(Dataset rows describing interfaces)
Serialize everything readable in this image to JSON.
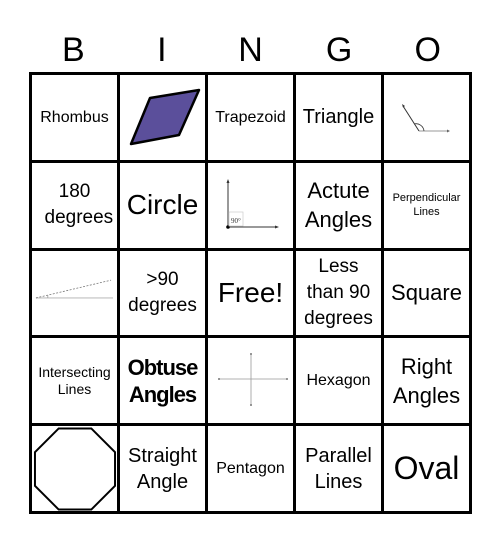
{
  "header": {
    "letters": [
      "B",
      "I",
      "N",
      "G",
      "O"
    ]
  },
  "cells": {
    "r0c0": "Rhombus",
    "r0c1": "rhombus-shape",
    "r0c2": "Trapezoid",
    "r0c3": "Triangle",
    "r0c4": "obtuse-angle-diagram",
    "r1c0": "180 degrees",
    "r1c1": "Circle",
    "r1c2": "right-angle-diagram",
    "r1c2_label": "90°",
    "r1c3": "Actute Angles",
    "r1c4": "Perpendicular Lines",
    "r2c0": "acute-angle-diagram",
    "r2c1": ">90 degrees",
    "r2c2": "Free!",
    "r2c3": "Less than 90 degrees",
    "r2c4": "Square",
    "r3c0": "Intersecting Lines",
    "r3c1": "Obtuse Angles",
    "r3c2": "perpendicular-lines-diagram",
    "r3c3": "Hexagon",
    "r3c4": "Right Angles",
    "r4c0": "octagon-shape",
    "r4c1": "Straight Angle",
    "r4c2": "Pentagon",
    "r4c3": "Parallel Lines",
    "r4c4": "Oval"
  },
  "colors": {
    "rhombus_fill": "#5b4f9b"
  }
}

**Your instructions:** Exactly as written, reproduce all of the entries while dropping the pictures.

**Response area:**
Serialize everything readable in this image to JSON.
{
  "header": {
    "letters": [
      "B",
      "I",
      "N",
      "G",
      "O"
    ]
  },
  "cells": {
    "r0c0": "Rhombus",
    "r0c1": "rhombus-shape",
    "r0c2": "Trapezoid",
    "r0c3": "Triangle",
    "r0c4": "obtuse-angle-diagram",
    "r1c0": "180 degrees",
    "r1c1": "Circle",
    "r1c2": "right-angle-diagram",
    "r1c2_label": "90°",
    "r1c3": "Actute Angles",
    "r1c4": "Perpendicular Lines",
    "r2c0": "acute-angle-diagram",
    "r2c1": ">90 degrees",
    "r2c2": "Free!",
    "r2c3": "Less than 90 degrees",
    "r2c4": "Square",
    "r3c0": "Intersecting Lines",
    "r3c1": "Obtuse Angles",
    "r3c2": "perpendicular-lines-diagram",
    "r3c3": "Hexagon",
    "r3c4": "Right Angles",
    "r4c0": "octagon-shape",
    "r4c1": "Straight Angle",
    "r4c2": "Pentagon",
    "r4c3": "Parallel Lines",
    "r4c4": "Oval"
  },
  "colors": {
    "rhombus_fill": "#5b4f9b"
  }
}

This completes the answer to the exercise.